At first glance, Gabriel appears to be a washed-up old vaquero, or cowboy, who lives in a state of nostalgic regret on a patch of barren land. Gabriel works a demeaning job, drinks himself into a stupor on a weekly basis, and frequently fights with his wife. But as the novel progresses, the depth and dignity of Gabriel’s relationship with the llano becomes clear. Even though he lives in a state of regret, he does so only out of his genuine fondness for the vaquero way of life. His choice to live on barren rather than fertile land results from his desire to be near the llano. His barren surroundings also support the idea that his family lives on the threshold of civilization and isolation.

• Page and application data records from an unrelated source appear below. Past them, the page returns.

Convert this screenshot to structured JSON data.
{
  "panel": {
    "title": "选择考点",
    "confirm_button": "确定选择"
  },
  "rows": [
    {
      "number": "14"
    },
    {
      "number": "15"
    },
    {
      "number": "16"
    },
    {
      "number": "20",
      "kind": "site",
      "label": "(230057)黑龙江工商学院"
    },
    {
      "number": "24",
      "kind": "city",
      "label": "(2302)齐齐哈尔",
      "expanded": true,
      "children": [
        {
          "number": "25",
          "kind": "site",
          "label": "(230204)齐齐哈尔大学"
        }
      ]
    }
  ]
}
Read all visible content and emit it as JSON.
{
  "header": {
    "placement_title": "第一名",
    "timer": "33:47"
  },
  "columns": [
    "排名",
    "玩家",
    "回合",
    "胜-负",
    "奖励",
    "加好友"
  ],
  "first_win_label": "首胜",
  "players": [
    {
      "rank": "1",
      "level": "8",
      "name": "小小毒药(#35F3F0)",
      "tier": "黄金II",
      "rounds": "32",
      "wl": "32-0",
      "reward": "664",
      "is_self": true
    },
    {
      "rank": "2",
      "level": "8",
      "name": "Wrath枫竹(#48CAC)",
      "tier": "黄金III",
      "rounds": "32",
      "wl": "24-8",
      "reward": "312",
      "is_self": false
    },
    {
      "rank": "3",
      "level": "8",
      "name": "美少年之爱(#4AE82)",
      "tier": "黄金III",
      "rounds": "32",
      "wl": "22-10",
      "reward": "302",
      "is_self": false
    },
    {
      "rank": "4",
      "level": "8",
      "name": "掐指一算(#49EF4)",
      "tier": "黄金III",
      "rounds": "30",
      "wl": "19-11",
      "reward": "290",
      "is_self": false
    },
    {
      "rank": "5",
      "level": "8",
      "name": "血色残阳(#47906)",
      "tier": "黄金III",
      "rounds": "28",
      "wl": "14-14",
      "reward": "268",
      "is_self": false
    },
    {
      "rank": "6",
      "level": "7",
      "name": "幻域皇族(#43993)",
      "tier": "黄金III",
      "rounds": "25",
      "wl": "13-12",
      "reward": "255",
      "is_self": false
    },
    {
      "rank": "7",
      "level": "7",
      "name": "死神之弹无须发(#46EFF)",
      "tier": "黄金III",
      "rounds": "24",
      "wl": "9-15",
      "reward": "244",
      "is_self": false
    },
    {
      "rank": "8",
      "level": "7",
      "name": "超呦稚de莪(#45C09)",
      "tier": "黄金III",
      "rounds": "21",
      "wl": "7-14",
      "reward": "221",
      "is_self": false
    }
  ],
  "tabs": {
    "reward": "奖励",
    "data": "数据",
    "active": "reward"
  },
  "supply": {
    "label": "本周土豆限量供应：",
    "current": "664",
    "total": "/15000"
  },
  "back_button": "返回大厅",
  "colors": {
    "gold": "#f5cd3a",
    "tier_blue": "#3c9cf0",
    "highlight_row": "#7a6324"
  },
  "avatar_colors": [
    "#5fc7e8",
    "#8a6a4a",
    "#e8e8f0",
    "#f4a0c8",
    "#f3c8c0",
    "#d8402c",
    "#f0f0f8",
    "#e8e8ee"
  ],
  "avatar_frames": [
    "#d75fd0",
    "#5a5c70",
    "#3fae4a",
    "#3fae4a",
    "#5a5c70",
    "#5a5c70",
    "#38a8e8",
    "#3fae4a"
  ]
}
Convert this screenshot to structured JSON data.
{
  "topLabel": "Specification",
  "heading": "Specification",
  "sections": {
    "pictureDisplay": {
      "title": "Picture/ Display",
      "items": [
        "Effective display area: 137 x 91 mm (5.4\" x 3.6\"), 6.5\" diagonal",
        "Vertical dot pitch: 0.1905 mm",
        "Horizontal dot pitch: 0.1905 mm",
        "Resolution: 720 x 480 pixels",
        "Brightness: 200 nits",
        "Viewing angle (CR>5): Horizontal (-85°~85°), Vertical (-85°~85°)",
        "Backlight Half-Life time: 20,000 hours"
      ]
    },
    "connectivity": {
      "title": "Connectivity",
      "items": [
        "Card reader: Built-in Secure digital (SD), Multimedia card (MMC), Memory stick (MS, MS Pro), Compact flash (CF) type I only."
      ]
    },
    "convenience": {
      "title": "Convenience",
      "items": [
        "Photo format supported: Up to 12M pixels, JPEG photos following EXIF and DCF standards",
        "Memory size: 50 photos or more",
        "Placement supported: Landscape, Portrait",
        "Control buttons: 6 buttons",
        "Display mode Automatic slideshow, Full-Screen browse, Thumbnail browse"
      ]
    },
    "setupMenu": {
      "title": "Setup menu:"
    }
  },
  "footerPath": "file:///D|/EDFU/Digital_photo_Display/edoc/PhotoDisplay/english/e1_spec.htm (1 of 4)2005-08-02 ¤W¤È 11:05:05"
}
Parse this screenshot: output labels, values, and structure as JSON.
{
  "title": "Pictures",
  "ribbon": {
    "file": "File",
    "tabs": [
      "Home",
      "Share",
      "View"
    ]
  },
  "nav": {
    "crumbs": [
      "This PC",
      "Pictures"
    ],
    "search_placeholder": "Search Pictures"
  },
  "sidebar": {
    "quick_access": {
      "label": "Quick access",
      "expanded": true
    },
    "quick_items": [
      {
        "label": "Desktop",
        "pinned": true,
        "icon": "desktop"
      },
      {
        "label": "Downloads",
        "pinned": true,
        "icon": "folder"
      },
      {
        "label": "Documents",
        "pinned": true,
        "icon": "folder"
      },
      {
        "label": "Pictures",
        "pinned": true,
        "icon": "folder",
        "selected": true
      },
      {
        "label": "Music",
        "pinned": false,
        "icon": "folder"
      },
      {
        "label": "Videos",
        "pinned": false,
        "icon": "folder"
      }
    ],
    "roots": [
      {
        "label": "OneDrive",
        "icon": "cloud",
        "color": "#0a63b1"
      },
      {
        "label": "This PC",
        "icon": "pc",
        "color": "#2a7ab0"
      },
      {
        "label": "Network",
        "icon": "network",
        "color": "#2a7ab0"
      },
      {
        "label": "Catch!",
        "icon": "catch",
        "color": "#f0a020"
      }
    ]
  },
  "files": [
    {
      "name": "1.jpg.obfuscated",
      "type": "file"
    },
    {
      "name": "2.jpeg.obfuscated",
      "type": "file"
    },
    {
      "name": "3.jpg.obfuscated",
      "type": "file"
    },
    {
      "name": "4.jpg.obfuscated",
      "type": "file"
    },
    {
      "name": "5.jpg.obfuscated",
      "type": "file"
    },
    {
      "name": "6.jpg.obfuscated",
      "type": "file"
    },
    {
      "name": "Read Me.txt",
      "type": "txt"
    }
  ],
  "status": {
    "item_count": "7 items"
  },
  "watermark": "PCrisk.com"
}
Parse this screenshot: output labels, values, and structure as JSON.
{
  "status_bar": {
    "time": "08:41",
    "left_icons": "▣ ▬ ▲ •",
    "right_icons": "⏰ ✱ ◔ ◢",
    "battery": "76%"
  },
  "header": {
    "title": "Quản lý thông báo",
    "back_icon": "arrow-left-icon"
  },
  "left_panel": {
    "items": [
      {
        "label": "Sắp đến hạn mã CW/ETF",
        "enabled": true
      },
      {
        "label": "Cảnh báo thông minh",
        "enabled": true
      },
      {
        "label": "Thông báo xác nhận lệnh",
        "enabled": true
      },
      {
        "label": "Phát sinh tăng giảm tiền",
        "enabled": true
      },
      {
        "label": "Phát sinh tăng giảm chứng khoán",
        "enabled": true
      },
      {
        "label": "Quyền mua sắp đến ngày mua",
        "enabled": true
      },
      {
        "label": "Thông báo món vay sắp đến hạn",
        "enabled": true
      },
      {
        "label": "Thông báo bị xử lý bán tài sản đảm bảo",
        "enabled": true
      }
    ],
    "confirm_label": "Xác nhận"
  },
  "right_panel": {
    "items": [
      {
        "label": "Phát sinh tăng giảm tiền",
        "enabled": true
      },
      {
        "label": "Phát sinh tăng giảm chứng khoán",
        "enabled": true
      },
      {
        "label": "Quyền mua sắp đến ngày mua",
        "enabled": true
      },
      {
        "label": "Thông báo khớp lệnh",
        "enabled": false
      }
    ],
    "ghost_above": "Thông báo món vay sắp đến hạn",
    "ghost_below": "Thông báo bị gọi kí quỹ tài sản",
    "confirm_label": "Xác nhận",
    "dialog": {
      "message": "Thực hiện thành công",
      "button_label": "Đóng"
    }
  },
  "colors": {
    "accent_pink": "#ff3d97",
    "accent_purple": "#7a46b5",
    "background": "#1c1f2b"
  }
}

The family’s in-between state causes a great deal of conflict between Gabriel and his wife, María, a Catholic who would like to live in a civilized town. For the sake of María and his family, Gabriel leaves the llano, moves to town, and begins to attend church. Gabriel continually demonstrates maturity, equanimity, and self-sacrifice in this vein as the story progresses. María tries to force Antonio to follow her family’s tradition and become a priest, but Gabriel does not coax him to follow his background and become a vaquero. Instead, Gabriel wants Antonio to become a vaquero only if he chooses that lifestyle. At the conclusion of the novel, Gabriel volunteers to put aside the conflict with the Lunas and help Antonio make his own choice about his future. Like Antonio himself, Gabriel has a serious and inquisitive mind. He has suffered hardship and bad luck, but he continues to strive to do the right thing and to help the people he loves.